- HOW TO COMPLETE THIS TASK
Would you please report how many lines of the listing contain "portrait"? Reply with that number only.

- EXTRACTED MATERIAL
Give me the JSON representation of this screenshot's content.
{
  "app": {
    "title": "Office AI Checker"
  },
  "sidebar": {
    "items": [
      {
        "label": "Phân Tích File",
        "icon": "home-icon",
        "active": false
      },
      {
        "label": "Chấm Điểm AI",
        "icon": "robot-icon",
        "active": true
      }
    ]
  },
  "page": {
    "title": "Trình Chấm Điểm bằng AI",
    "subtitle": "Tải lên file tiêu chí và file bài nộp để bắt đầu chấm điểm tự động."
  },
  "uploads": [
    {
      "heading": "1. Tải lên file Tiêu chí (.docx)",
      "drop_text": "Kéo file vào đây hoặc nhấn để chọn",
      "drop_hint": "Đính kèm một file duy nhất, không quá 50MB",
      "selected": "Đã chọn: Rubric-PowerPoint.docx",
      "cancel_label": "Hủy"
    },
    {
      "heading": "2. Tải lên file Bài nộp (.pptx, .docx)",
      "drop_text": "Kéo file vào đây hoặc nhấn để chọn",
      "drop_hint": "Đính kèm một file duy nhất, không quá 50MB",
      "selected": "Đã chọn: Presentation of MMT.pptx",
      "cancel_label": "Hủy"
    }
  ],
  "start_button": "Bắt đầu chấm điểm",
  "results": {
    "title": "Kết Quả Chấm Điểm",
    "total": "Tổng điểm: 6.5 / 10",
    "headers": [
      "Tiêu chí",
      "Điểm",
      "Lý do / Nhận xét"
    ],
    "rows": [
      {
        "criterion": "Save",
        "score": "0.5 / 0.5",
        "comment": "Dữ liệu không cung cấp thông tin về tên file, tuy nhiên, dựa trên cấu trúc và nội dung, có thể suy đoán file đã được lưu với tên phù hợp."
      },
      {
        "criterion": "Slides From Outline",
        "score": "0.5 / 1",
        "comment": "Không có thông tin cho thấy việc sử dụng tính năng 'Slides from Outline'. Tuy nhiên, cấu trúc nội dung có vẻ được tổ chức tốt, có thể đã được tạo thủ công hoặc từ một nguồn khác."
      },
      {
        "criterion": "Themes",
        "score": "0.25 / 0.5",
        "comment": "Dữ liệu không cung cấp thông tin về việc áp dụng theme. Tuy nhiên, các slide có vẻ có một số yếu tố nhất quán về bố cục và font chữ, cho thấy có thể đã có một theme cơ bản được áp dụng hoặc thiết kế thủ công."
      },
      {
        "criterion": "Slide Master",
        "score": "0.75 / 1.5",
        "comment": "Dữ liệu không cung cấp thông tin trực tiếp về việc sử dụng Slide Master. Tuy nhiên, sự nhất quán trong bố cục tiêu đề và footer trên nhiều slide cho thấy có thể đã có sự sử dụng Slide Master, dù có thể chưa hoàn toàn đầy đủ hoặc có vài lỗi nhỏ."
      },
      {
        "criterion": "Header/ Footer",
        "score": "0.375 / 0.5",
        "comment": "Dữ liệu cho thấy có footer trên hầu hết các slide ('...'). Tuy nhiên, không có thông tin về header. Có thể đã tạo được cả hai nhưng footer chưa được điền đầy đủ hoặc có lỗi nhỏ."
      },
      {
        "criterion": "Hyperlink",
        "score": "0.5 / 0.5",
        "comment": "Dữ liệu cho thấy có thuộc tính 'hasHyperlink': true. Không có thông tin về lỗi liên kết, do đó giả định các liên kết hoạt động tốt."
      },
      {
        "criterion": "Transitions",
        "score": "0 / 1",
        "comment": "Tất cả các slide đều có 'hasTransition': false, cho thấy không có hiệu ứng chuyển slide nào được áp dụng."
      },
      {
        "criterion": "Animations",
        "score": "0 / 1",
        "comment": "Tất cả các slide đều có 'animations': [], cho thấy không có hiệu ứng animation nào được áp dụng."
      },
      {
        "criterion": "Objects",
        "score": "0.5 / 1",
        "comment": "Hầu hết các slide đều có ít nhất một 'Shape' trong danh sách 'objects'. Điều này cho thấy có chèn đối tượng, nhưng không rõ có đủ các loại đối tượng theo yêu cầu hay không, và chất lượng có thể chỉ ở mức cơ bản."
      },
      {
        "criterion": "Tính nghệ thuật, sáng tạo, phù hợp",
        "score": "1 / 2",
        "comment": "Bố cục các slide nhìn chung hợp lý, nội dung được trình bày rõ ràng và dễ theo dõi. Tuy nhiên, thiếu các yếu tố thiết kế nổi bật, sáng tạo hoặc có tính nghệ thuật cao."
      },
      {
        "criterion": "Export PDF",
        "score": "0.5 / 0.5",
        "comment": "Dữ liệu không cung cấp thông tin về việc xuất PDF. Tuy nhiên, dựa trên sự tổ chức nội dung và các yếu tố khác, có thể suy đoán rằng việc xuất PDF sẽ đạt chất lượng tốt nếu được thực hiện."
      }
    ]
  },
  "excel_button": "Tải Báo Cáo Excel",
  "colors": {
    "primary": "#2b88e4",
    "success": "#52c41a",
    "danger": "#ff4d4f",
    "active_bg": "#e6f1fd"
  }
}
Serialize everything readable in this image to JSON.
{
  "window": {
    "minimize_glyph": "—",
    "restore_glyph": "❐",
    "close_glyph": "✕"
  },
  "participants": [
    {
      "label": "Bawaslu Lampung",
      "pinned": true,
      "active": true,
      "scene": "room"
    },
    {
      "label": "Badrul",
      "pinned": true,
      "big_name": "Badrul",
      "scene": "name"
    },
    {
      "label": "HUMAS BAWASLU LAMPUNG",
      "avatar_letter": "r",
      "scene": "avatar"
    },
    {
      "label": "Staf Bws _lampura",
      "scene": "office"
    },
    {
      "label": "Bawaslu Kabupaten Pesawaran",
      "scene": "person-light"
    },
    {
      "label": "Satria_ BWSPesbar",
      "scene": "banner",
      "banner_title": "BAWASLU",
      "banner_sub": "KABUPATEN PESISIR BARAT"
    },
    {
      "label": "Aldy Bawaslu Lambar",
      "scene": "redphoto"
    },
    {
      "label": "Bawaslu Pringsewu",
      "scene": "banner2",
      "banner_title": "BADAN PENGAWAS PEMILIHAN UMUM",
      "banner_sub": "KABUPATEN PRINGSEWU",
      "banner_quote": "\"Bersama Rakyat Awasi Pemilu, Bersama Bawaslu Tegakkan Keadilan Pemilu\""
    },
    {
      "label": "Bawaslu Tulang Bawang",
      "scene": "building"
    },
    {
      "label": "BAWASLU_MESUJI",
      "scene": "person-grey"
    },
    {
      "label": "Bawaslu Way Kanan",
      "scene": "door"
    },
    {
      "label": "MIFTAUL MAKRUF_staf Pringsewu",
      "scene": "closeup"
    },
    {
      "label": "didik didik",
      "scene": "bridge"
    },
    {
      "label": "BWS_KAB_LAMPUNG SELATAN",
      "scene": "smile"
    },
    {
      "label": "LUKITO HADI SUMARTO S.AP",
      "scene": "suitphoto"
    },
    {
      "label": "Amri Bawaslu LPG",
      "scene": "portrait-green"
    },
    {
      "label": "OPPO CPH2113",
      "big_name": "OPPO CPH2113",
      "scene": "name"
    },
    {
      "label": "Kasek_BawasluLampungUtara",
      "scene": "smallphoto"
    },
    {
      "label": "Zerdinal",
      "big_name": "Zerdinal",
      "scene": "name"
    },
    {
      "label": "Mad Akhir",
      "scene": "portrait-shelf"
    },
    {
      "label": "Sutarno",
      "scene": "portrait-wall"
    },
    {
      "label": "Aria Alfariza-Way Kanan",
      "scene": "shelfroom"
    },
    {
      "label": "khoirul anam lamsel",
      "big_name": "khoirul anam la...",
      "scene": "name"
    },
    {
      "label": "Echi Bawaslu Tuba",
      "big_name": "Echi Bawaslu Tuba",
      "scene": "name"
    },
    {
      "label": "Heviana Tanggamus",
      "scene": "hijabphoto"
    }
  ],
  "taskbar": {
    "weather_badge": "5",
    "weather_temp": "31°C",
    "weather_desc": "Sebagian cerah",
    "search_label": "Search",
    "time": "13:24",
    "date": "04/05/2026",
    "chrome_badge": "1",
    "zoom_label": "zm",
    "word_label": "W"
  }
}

- TASK OUTPUT
3